The hardest script to see is your own. I know. That’s the part of this gift that is still unraveling for me—but it is unraveling. And the best way that I have found to find my own scripts is to practice on other people. Once you pay attention to the social scripts, they become so obvious that you wonder how you participated without yawning or bursting out laughing. The most common one, which most people have toyed around with, is the ubiquitous, “How are you?”
It’s such a script that it’s actually a joke, and yet—it still flusters people to answer anything but a version of “fine,” “doing good,” or “okay.” Declaring yourself to be fabulous, or verbally vomiting your aches and pains all over the questioner, throws the whole dance into disarray. And as fun as that is, it’s almost predictable. Better to sneak up and throw a kink in a script that the other person may not even know they are following. For example, think of the friend (we all have them) that disses herself—her hair is a wreck, her life is a mess, her pants make her look fat—knowing that you, adept at kindness and script-following, will reassure her that she is beautiful and has her life together, even if it stretches the truth to the point of snapping. What would happen if you broke script and agreed with her? Or, if that were too much of a leap, if you simply said, “what would you do if I said yes?” Breaking that script might be the best thing that you could do for her. But be prepared for the backlash; it can be brutal. No one knows your scripts like your friends. And if you tick them off enough, they’ll give you a crash course in what those scripts are. And that can be good.
Script-quakes can knock an off-kilter world back on track. Remember Ashley Smith, a struggling recovering meth addict and Brian Nichols, a prisoner who shot his way out of an Atlanta courtroom and then held Ashley hostage in her home. Ashley changed her own script, forever it turned out, when she refused meth in the midst of her imprisonment, and that first quake knocked her into making up a new script as she went along. In a few hours, her life had shifted so much that she broke free from the chains of addiction that had so bound her. Because of her courage and inventiveness, Brian Nichols, who had surged for freedom so violently, broke through that script and gave himself up without incident.
Most script changes, thankfully, are not that earthshaking, but they are fun. It’s easy, once you break a good one, to get that giddy feeling, and start to take script-breaking to an extreme, which can cause you to lose friends and annoy people in an extravagant way. If that makes you hesitant about trying it on your friends, then try it on a telemarketer. They won’t mind; it breaks up the monotony of their job and zests up their lives. If you’re really brave, try it on your family, and turn those boring old family reunions into a rockin’ and rollin’ seismic zone. Just don’t forget to duck!
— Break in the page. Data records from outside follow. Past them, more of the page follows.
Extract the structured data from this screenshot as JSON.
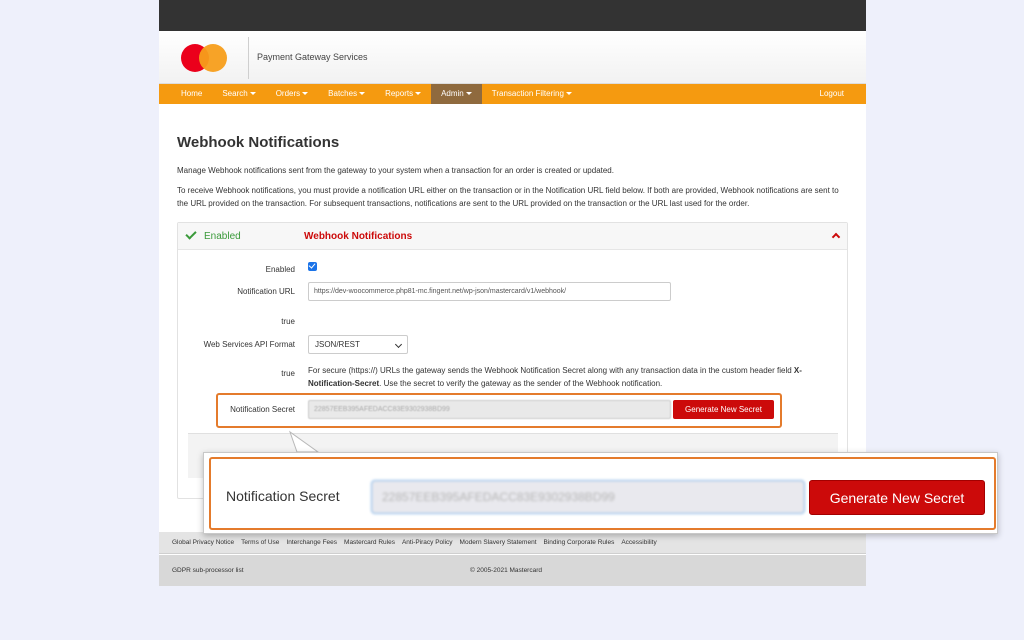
{
  "brand": {
    "name": "Payment Gateway Services"
  },
  "nav": {
    "items": [
      {
        "label": "Home",
        "dropdown": false
      },
      {
        "label": "Search",
        "dropdown": true
      },
      {
        "label": "Orders",
        "dropdown": true
      },
      {
        "label": "Batches",
        "dropdown": true
      },
      {
        "label": "Reports",
        "dropdown": true
      },
      {
        "label": "Admin",
        "dropdown": true,
        "active": true
      },
      {
        "label": "Transaction Filtering",
        "dropdown": true
      }
    ],
    "logout": "Logout"
  },
  "page": {
    "title": "Webhook Notifications",
    "intro": "Manage Webhook notifications sent from the gateway to your system when a transaction for an order is created or updated.",
    "details": "To receive Webhook notifications, you must provide a notification URL either on the transaction or in the Notification URL field below. If both are provided, Webhook notifications are sent to the URL provided on the transaction. For subsequent transactions, notifications are sent to the URL provided on the transaction or the URL last used for the order."
  },
  "panel": {
    "status": "Enabled",
    "title": "Webhook Notifications",
    "fields": {
      "enabled_label": "Enabled",
      "enabled_checked": true,
      "url_label": "Notification URL",
      "url_value": "https://dev-woocommerce.php81-mc.fingent.net/wp-json/mastercard/v1/webhook/",
      "true_label_1": "true",
      "format_label": "Web Services API Format",
      "format_value": "JSON/REST",
      "true_label_2": "true",
      "help_text_1": "For secure (https://) URLs the gateway sends the Webhook Notification Secret along with any transaction data in the custom header field",
      "help_text_2": "X-Notification-Secret",
      "help_text_3": ". Use the secret to verify the gateway as the sender of the Webhook notification.",
      "secret_label": "Notification Secret",
      "secret_value": "22857EEB395AFEDACC83E9302938BD99",
      "generate_button": "Generate New Secret"
    }
  },
  "footer": {
    "links": [
      "Global Privacy Notice",
      "Terms of Use",
      "Interchange Fees",
      "Mastercard Rules",
      "Anti-Piracy Policy",
      "Modern Slavery Statement",
      "Binding Corporate Rules",
      "Accessibility"
    ],
    "gdpr": "GDPR sub-processor list",
    "copyright": "© 2005-2021 Mastercard"
  },
  "callout": {
    "label": "Notification Secret",
    "secret_value": "22857EEB395AFEDACC83E9302938BD99",
    "button": "Generate New Secret"
  },
  "colors": {
    "accent_orange": "#f59a10",
    "brand_red": "#cc0a0a",
    "highlight": "#e47b2c",
    "enabled_green": "#3a9a3a"
  }
}
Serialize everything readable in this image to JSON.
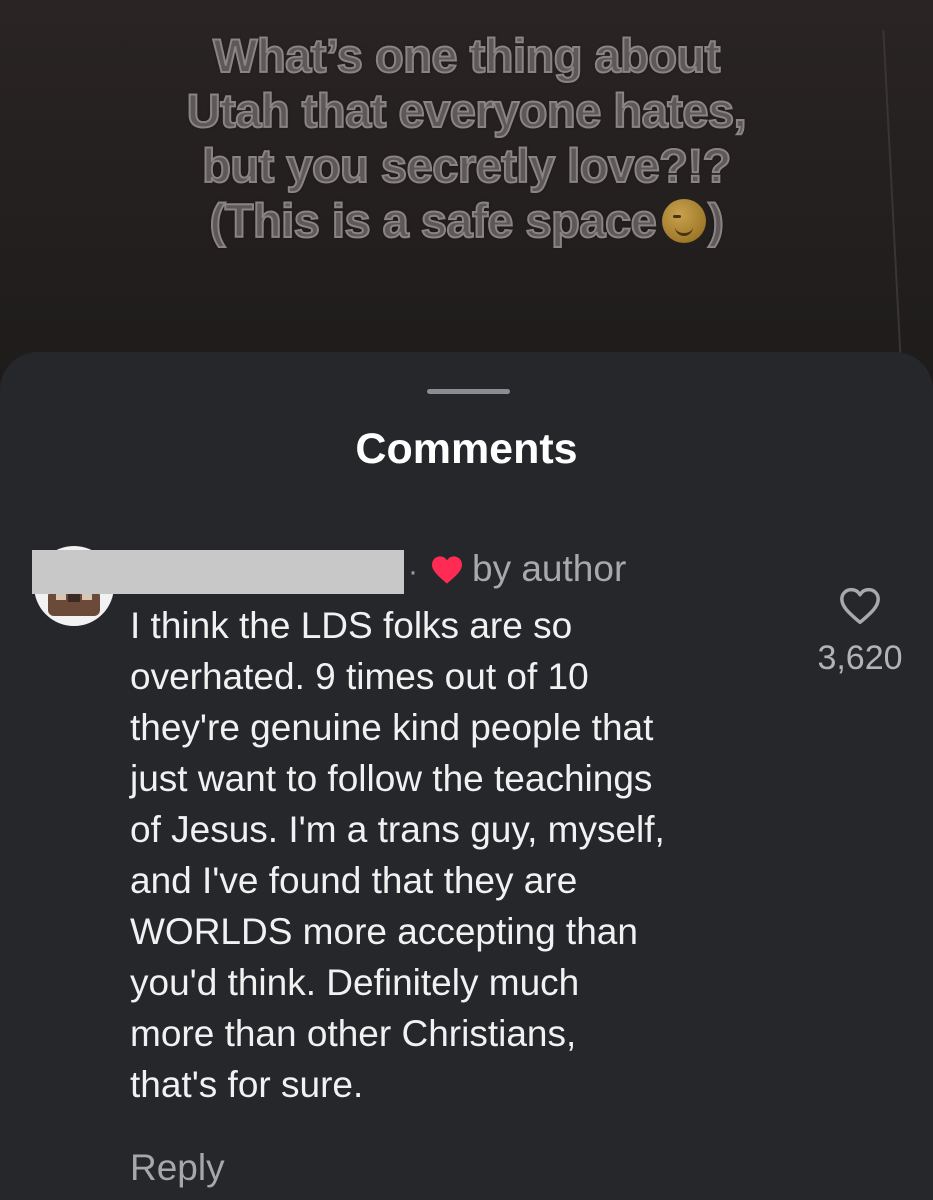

As a Clinical Hypnotist and Hypno-Coach in Asheville, Kristine Madera helps people get out of their own way so they can create a life that they love. See her Seven Questions to help you map out your own change at www.MindWiseHypnosis.com. She is also the co-author of How to Meditate with Your Dog: An Introduction to Meditation for Dog Lovers.